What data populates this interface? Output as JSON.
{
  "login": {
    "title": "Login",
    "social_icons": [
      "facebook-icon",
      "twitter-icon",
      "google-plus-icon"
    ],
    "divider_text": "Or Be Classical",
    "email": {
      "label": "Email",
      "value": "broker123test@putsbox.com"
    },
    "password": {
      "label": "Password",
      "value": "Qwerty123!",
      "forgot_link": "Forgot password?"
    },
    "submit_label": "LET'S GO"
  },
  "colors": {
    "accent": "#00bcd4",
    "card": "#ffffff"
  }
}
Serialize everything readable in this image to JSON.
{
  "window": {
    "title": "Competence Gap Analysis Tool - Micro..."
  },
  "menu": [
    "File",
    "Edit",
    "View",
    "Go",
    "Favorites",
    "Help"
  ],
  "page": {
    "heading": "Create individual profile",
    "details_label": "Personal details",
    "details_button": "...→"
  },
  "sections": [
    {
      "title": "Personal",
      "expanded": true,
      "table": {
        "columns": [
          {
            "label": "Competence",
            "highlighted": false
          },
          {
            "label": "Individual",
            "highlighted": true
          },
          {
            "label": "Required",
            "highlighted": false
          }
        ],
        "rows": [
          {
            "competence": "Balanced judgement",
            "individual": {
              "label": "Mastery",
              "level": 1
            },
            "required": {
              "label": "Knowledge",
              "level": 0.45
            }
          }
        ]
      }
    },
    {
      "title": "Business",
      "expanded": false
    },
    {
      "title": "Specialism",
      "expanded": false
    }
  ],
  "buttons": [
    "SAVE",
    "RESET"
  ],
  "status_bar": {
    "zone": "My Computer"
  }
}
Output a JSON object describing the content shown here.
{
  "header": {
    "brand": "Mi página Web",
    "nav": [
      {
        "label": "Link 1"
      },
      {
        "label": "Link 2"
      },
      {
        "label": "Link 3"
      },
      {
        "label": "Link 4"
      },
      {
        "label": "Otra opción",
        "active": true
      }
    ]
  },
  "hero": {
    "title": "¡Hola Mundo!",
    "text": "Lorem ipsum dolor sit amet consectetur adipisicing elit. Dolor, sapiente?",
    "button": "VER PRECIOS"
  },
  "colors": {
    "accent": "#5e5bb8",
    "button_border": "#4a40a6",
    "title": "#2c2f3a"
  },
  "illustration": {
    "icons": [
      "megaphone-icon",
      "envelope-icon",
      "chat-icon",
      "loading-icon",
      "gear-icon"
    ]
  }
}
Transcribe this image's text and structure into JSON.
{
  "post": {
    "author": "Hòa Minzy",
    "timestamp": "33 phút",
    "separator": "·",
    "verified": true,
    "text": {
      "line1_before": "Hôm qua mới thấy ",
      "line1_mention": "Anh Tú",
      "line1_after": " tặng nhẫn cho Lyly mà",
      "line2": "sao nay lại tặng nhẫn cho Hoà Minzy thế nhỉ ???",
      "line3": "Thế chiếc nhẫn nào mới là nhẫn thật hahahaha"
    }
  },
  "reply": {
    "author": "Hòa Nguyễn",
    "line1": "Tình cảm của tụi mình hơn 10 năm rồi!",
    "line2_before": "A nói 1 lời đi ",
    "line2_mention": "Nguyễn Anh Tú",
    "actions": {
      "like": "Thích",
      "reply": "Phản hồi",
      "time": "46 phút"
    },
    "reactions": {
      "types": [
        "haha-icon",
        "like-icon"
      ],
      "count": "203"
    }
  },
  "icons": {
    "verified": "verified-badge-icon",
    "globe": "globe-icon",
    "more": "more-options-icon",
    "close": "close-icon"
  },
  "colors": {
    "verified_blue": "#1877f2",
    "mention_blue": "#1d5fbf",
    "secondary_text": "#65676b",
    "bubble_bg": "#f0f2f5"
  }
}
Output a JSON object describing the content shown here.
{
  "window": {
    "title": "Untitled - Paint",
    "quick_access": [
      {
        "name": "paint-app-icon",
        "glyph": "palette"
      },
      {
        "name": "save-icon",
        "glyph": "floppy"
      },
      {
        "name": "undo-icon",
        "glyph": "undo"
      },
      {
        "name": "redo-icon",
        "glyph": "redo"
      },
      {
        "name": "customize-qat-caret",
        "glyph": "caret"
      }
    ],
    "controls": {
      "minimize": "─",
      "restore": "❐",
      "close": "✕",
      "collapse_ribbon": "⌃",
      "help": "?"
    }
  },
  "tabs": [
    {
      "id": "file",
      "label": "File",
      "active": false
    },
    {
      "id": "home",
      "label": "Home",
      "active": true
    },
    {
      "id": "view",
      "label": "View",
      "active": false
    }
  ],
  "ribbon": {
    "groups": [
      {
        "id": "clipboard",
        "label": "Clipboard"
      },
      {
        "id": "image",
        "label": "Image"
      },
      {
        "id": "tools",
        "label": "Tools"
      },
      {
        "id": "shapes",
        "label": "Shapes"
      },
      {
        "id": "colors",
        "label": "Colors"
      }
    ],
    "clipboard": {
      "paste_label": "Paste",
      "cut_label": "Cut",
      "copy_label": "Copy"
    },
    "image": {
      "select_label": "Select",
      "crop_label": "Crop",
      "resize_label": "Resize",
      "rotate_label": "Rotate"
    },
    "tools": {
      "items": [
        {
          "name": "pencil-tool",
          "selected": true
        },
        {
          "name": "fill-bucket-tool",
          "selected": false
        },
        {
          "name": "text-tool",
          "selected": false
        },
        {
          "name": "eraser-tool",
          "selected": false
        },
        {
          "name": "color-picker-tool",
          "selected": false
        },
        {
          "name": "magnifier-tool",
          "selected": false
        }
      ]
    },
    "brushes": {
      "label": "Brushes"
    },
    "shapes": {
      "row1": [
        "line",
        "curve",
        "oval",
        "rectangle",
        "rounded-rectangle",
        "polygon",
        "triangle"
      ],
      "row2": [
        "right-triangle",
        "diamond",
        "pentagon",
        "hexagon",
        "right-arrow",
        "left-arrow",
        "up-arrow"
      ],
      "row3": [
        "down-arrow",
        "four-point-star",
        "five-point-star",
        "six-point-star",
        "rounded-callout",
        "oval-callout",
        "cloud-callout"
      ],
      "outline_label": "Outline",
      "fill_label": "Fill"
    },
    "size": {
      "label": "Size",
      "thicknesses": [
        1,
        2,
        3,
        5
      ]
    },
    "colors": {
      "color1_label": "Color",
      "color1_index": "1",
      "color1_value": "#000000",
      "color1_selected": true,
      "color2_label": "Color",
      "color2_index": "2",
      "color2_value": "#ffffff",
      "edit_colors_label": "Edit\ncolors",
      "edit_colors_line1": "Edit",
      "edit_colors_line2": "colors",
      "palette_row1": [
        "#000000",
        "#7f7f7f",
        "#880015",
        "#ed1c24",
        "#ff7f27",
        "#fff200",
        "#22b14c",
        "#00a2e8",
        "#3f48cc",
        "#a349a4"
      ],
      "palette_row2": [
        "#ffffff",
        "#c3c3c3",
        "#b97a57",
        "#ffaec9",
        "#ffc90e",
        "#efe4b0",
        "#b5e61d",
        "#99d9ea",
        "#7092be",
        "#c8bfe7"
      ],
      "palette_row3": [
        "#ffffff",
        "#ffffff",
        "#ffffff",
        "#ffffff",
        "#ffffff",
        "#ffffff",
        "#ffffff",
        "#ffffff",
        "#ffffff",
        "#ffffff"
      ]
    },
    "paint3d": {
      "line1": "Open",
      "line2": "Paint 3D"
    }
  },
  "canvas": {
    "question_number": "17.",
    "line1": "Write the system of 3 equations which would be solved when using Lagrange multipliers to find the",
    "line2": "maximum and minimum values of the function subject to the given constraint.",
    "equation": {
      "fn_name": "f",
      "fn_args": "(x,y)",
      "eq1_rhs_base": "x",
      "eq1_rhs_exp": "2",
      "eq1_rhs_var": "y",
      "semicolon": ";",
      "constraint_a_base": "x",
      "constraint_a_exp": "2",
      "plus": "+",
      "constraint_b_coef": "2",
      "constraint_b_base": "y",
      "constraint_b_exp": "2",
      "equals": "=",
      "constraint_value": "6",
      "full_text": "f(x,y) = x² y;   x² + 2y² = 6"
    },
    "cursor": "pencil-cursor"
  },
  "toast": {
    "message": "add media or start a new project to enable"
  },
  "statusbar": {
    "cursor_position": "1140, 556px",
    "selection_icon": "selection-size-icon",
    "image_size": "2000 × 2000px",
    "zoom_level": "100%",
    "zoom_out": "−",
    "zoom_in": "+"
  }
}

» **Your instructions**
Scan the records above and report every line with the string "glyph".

» **Solution for this problem**
        "glyph": "palette"
        "glyph": "floppy"
        "glyph": "undo"
        "glyph": "redo"
        "glyph": "caret"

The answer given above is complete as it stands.